“I knew a nice wedding is $35,000 to $40,000,” she said.
But that was back in 2017.
“Everything I’ve looked at so far is completely over my expectations,” she said.
Some venue pricing sheets had an asterisk indicating that prices for Saturday weddings in 2023 are subject to increase between $500 and $1,000.
“I think they have an incredible demand right now because all of the COVID brides had to push their weddings back,” she said. “People are willing to pay because they waited so long to make it happen.”
By switching her wedding to a Friday, she was able to find an all-inclusive venue for $13,500.
Her parents provided a lump sum of $25,000 toward the wedding, and the couple was hoping to DIY a lot of the accoutrements so they could save their money for a honeymoon and a house, she said.
“Now, looking at the prices, we’ve come to accept that we’re going to need to spend between $5,000 and $10,000 of our own money,” she said.
It’s not just about the cost of the wedding. There are also expectations of an engagement party, bridal shower, bridesmaid proposal gifts and a photoshoot for save-the-date cards, she said.
“Everything has increased because of social media making it such a big hyped experience,” she said. “Those are additional costs you don’t even factor into the budget originally.”
Since the couple is OK with waiting to start a family, they can spend more on a wedding now, she said. But for those who don’t want to wait, they’re going to look at eloping or going to the courthouse “because there’s just realistically no way that you can afford it,” she said.
As a global event coordinator and a religious person, Farag said a wedding is something she has dreamed of her whole life and feels has sacramental value, so she wouldn’t want to elope or do a courthouse wedding. The planning process has also led to important financial discussions with her soon-to-be husband, who works as a senior solutions consultant, she said.
“It is preparing us for real-life discussions that we’re gonna have to deal with as they come up,” she said.

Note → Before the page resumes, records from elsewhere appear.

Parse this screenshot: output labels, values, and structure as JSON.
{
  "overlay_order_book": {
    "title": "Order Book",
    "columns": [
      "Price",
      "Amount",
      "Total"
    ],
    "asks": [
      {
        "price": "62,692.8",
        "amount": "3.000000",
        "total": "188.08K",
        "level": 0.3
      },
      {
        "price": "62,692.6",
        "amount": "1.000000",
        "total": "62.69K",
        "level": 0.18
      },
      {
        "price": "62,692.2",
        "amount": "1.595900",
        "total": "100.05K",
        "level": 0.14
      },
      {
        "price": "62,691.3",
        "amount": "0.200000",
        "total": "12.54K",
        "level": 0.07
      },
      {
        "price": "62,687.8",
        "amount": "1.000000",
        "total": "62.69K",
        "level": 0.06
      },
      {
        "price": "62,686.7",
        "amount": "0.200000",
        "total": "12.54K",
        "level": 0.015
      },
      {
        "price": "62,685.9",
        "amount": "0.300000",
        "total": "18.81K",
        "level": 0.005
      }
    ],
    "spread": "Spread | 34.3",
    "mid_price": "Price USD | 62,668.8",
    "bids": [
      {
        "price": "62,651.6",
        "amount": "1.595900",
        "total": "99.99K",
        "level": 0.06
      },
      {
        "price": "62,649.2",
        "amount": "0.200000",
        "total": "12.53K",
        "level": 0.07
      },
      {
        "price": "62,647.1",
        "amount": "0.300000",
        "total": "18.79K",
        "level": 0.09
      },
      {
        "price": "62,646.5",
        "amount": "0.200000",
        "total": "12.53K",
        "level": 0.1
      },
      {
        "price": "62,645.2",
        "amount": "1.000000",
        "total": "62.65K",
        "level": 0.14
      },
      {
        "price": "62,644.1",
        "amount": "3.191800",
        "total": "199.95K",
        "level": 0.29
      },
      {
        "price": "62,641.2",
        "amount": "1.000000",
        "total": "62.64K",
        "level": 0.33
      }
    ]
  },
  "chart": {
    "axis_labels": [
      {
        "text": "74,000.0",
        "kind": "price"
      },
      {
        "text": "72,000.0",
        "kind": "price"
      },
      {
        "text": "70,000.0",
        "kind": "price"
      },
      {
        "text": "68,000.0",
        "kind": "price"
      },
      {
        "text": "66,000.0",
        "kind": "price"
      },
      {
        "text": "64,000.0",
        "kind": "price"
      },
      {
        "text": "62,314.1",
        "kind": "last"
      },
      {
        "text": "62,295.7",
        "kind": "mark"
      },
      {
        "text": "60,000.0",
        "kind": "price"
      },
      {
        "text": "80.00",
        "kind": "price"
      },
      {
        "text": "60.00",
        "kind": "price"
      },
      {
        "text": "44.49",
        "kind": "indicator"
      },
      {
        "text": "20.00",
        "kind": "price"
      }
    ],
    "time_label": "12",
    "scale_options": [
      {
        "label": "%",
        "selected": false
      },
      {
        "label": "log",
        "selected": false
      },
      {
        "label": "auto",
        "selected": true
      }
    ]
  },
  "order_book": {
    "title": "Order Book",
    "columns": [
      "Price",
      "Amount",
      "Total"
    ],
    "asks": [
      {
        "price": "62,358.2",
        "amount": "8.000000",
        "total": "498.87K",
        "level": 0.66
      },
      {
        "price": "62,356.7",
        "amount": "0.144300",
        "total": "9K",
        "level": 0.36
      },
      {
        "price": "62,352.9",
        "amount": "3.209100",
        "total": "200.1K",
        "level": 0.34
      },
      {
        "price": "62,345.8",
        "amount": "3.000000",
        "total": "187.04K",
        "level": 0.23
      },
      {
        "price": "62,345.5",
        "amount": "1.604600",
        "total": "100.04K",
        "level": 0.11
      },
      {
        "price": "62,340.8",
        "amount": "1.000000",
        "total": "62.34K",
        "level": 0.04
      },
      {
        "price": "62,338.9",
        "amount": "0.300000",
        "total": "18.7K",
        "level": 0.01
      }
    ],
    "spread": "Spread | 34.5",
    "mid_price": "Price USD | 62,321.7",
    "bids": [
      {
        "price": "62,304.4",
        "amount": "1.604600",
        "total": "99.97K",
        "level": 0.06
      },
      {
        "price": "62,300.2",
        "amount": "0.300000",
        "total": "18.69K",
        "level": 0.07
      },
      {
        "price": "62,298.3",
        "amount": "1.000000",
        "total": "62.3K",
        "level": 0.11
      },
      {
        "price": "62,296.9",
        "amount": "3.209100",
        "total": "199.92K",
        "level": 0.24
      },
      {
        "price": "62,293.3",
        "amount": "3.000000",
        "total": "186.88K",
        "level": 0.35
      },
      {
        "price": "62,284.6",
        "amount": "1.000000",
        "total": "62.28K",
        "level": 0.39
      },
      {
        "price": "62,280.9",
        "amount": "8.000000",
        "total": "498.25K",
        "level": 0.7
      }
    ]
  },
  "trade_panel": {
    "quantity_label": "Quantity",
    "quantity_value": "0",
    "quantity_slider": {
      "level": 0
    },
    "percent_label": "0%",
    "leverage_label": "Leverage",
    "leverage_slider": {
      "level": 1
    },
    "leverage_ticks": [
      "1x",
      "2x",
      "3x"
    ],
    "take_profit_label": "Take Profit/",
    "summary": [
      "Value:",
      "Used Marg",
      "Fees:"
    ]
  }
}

Blake Helm, 40, and his fiance, Cristina Graham, 36, got engaged at the end of March and started making calls to vendors shortly after. The Dallas couple was in for a shock.(Courtesy of Cristina Graham)

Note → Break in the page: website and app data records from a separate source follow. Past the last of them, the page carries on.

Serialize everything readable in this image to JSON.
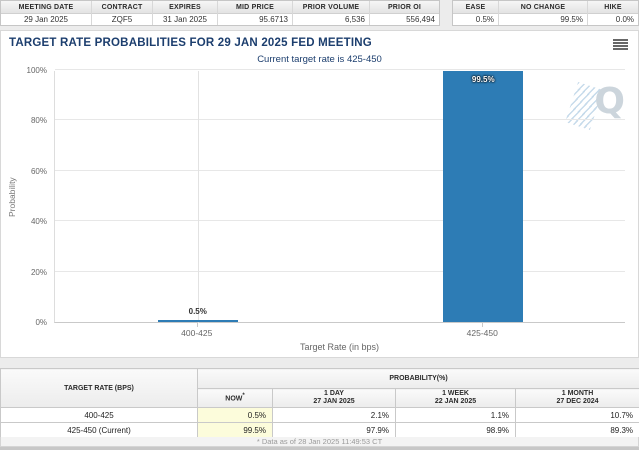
{
  "stats": {
    "left": [
      {
        "label": "MEETING DATE",
        "value": "29 Jan 2025"
      },
      {
        "label": "CONTRACT",
        "value": "ZQF5"
      },
      {
        "label": "EXPIRES",
        "value": "31 Jan 2025"
      },
      {
        "label": "MID PRICE",
        "value": "95.6713"
      },
      {
        "label": "PRIOR VOLUME",
        "value": "6,536"
      },
      {
        "label": "PRIOR OI",
        "value": "556,494"
      }
    ],
    "right": [
      {
        "label": "EASE",
        "value": "0.5%"
      },
      {
        "label": "NO CHANGE",
        "value": "99.5%"
      },
      {
        "label": "HIKE",
        "value": "0.0%"
      }
    ]
  },
  "chart": {
    "title": "TARGET RATE PROBABILITIES FOR 29 JAN 2025 FED MEETING",
    "subtitle": "Current target rate is 425-450",
    "watermark_letter": "Q",
    "menu_icon": "hamburger-icon"
  },
  "chart_data": {
    "type": "bar",
    "title": "TARGET RATE PROBABILITIES FOR 29 JAN 2025 FED MEETING",
    "subtitle": "Current target rate is 425-450",
    "categories": [
      "400-425",
      "425-450"
    ],
    "values": [
      0.5,
      99.5
    ],
    "bar_labels": [
      "0.5%",
      "99.5%"
    ],
    "xlabel": "Target Rate (in bps)",
    "ylabel": "Probability",
    "ylim": [
      0,
      100
    ],
    "yticks": [
      "0%",
      "20%",
      "40%",
      "60%",
      "80%",
      "100%"
    ],
    "grid": true,
    "legend": "none",
    "bar_color": "#2d7cb5"
  },
  "table": {
    "col1_header": "TARGET RATE (BPS)",
    "group_header": "PROBABILITY(%)",
    "sub": [
      {
        "l1": "NOW",
        "sup": "*",
        "l2": ""
      },
      {
        "l1": "1 DAY",
        "l2": "27 JAN 2025"
      },
      {
        "l1": "1 WEEK",
        "l2": "22 JAN 2025"
      },
      {
        "l1": "1 MONTH",
        "l2": "27 DEC 2024"
      }
    ],
    "rows": [
      {
        "rate": "400-425",
        "now": "0.5%",
        "day": "2.1%",
        "week": "1.1%",
        "month": "10.7%"
      },
      {
        "rate": "425-450 (Current)",
        "now": "99.5%",
        "day": "97.9%",
        "week": "98.9%",
        "month": "89.3%"
      }
    ],
    "footnote": "* Data as of 28 Jan 2025 11:49:53 CT"
  }
}
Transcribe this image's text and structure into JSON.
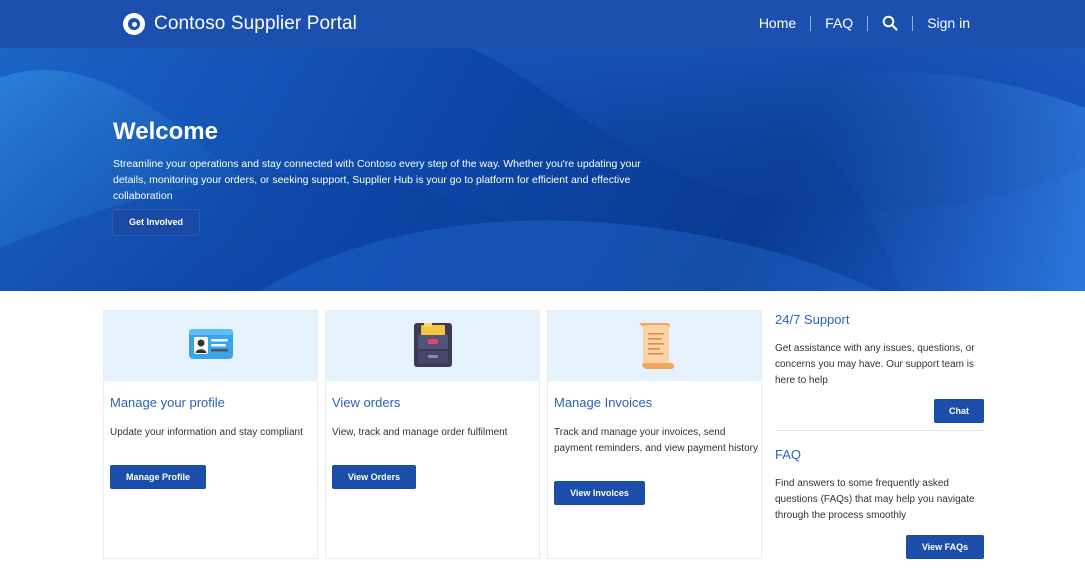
{
  "header": {
    "title": "Contoso Supplier Portal",
    "nav": {
      "home": "Home",
      "faq": "FAQ",
      "sign_in": "Sign in"
    }
  },
  "hero": {
    "title": "Welcome",
    "text": "Streamline your operations and stay connected with Contoso every step of the way. Whether you're updating your details, monitoring your orders, or seeking support, Supplier Hub is your go to platform for efficient and effective collaboration",
    "button": "Get Involved"
  },
  "cards": [
    {
      "title": "Manage your profile",
      "text": "Update your information and stay compliant",
      "button": "Manage Profile",
      "icon": "id-card-icon"
    },
    {
      "title": "View orders",
      "text": "View, track and manage order fulfilment",
      "button": "View Orders",
      "icon": "file-cabinet-icon"
    },
    {
      "title": "Manage Invoices",
      "text": "Track and manage your invoices, send payment reminders, and view payment history",
      "button": "View Invoices",
      "icon": "scroll-icon"
    }
  ],
  "support": {
    "title": "24/7 Support",
    "text": "Get assistance with any issues, questions, or concerns you may have. Our support team is here to help",
    "button": "Chat"
  },
  "faq": {
    "title": "FAQ",
    "text": "Find answers to some frequently asked questions (FAQs) that may help you navigate through the process smoothly",
    "button": "View FAQs"
  },
  "colors": {
    "header": "#1b4fb0",
    "button": "#1a4ea8",
    "accent_text": "#2b63b8",
    "card_header": "#e6f2fd"
  }
}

Cristina Graham and Blake Helm
Blake Helm, 40, and his fiancée, Cristina Graham, 36, got engaged at the end of March and started making calls to vendors shortly after. The Dallas couple was in for a shock.
“We researched and did location visits for three weeks and then decided to take a pause and step away,” said Graham, who runs her own marketing business.
Since they are in their mid-30s and early 40s, the couple knew from talking with family and friends that prices had gone up dramatically.
“It’s hard to justify the price tag right now for basically one day or weekend when we are thinking of starting a family and adding on to the house,” said Helm, who works in corporate finance.
The sticker shock was great enough that the couple adjusted their plans, opting for a small private ceremony in New York, where Graham lived for 15 years.
“If and when things calm down, we may do a reception-style party but, at least for now, I don’t think a traditional wedding format will work for us anymore,” she said.